WR-When we went to training camp in La Crosse (Wisconsin), I had a bunch of guys that I became really good friends with. They were there when I started camp in 1993. When I went to Kansas City we were in River Falls (Wisconsin). All those guys I knew from training camp came there to see me! They went from being little kids to being grown men. They went from being like 10 years old to 20-something years old.
These guys were such good friends that they would come see me in training camp. Whenever we played the Vikings they would come see me. We just had a great friendship. I see fans now that will bring me pictures from when I was in the league and now they are grown up. These fans are really loyal. The guys I was talking about, I would get them tickets to games. There is a guy named Ryan that I became friends with in Kansas City. He is one of the biggest Chiefs fans ever. He’s at all the games. When we are in Kansas City my wife and I go to dinner with him and his wife. He just had a baby. Now Ryan is a really good friend. It’s when you and the fans develop some relationship that goes past the game and then those people are really your fans on and off the field. It’s special. I consider some of the fans I encounter during my career very good friends now.
TR–Your rookie cards appeared in 1993 included in products like Upper Deck, Topps, Bowman and Stadium Club, among others. How special was it the first time you saw yourself on a trading card?
WR-I am coming from Tech and Upper Deck brought us to California for a rookie photo shoot. We are staying at the Lowes Hotel on the water in Santa Monica. We had to go get dressed for the shoot. I am in the same room with all of the first round draft picks. I’m in there with all of the guys I played against. Rick Mirer, Jerome Bettis, all of those guys. I’m in the room with all of these guys. We put on our new uniforms. We went and did the photo shoot at a local football stadium. It was the Upper Deck card you see today. I have my Saints uniform on and I am taking a knee.
I think we got 30 or 40 grand to do this thing. I thought I’d made it. It was a lot of fun. The picture on the back of the card we took at the hotel. I had my multi colored shirt on. I had my chain and my pinky ring on. I thought I was cute.

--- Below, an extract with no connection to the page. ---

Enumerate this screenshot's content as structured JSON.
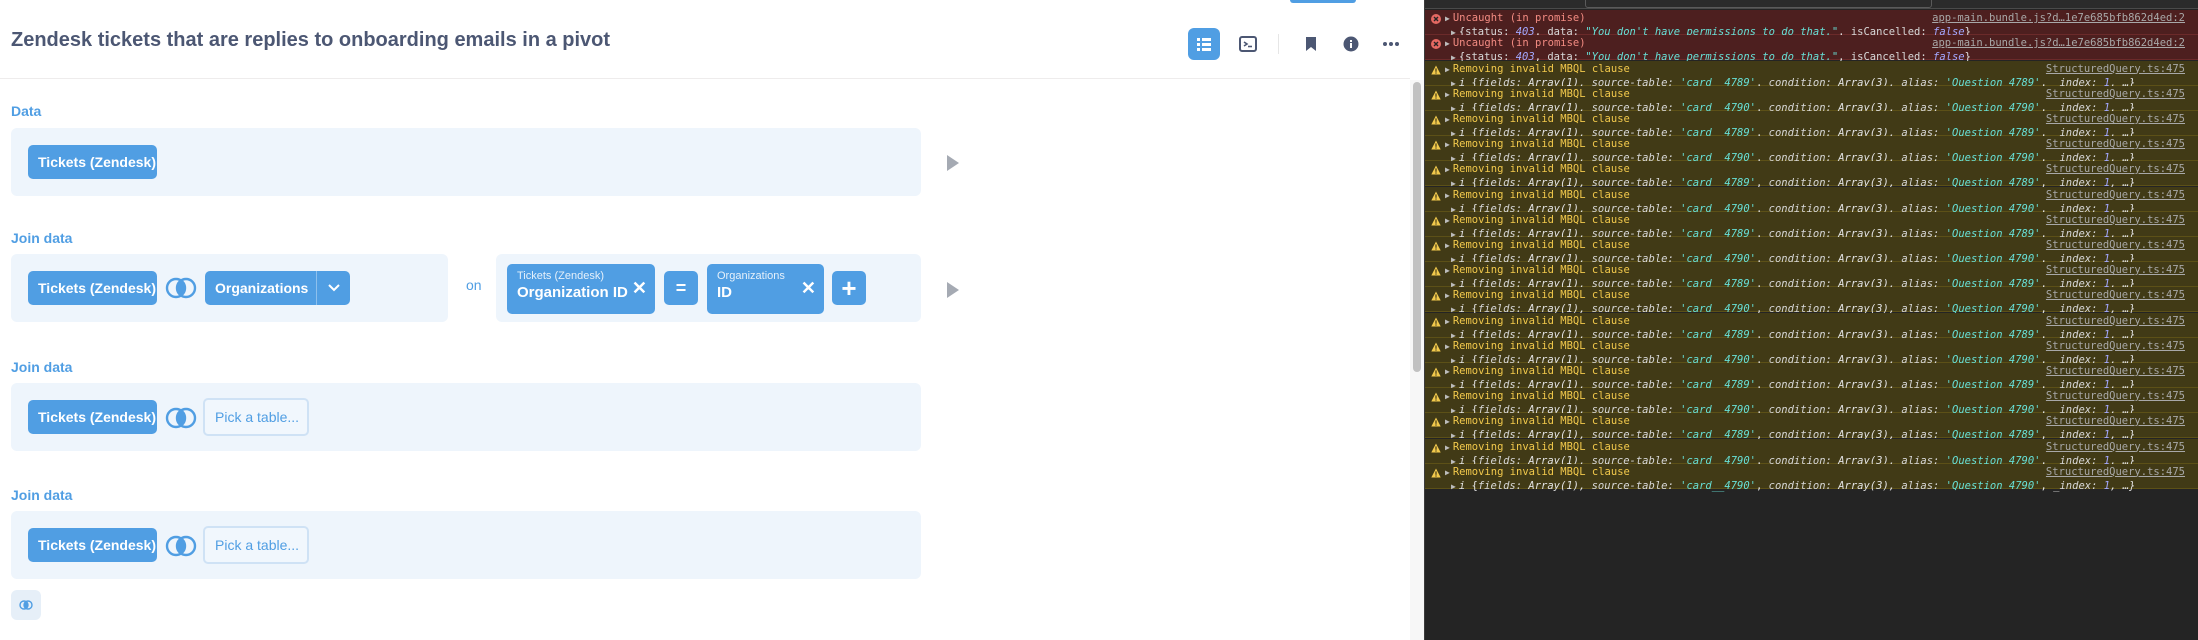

I did that Upper Deck deal and it was a lot of fun.
TR–Did you manage to hold on to cards of yourself over the years?
WR– I have some stuff boxed up. I have them in sleeves. It’s probably about a hundred different cards. My rookie year, if you remember, they had the McDonalds deal. If you got a meal you would get a card. I remember being on those cards at McDonalds.
In Denver, they had me sitting on blocks of ice for the photo shoot. I remember all of those different shoots. Some of the shots on my rookie cards were from training camp and stuff like that. It was a lot of fun to see. When people would bring me cards it seemed like a new one every time. In fact, I just signed a bunch of stickers last week for Panini. I signed about 1,500 stickers for them last week.
TR– You are a Pro Football Hall of Famer, a College Football Hall of Famer and All Decade Team in multiple decades. Do you have a collection of your own memorabilia today?
WR-We are building a house and the third floor will be the man cave. It’s a good view. I will have all my trophies displayed. I will have all of my cards and footballs and all of that. This is it. We aren’t going to move any more. It will be the man cave but the man cave will be on the third floor.
WR-Making it to the Hall, man. It would have been great to get a Super Bowl ring but there are only 300 of us in the hall. My family was there. When I made it to the Hall then the Roaf name is in there forever. Everybody for generations will be able to go there and see Willie Roaf. My kids and grandkids and everybody down the line will be able to be a part of that. That is never going away.